After more than a decade of complaints, the New York Police Department’s practice of stopping and frisking people on the streets has suddenly moved to the forefront as a combustible political issue.
City Council members thundered at a hearing that the ‘‘stop and frisk’’ tactic is discriminatory and ineffective. Mayoral hopefuls have clamored to call for change. A politically powerful union has said it won’t support a candidate who doesn’t criticize stop and frisks, which officers conducted nearly 700,000 times last year.

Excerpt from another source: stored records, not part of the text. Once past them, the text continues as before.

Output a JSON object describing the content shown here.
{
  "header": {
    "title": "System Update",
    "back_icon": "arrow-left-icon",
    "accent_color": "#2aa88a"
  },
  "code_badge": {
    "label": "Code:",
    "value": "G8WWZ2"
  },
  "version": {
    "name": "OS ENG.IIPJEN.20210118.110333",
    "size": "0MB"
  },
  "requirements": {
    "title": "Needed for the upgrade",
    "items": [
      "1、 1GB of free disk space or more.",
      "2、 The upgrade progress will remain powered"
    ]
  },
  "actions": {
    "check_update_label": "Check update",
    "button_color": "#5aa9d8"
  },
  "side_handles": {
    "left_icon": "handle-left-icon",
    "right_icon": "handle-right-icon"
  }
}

How did stop and frisk go from perennial gripe to hot topic in just the last year or so? It was a case of many factors coming together, seemingly at once: increased use of the tactic, public pressure, campaign politics and residents’ divided feelings about policing post-9/11 New York.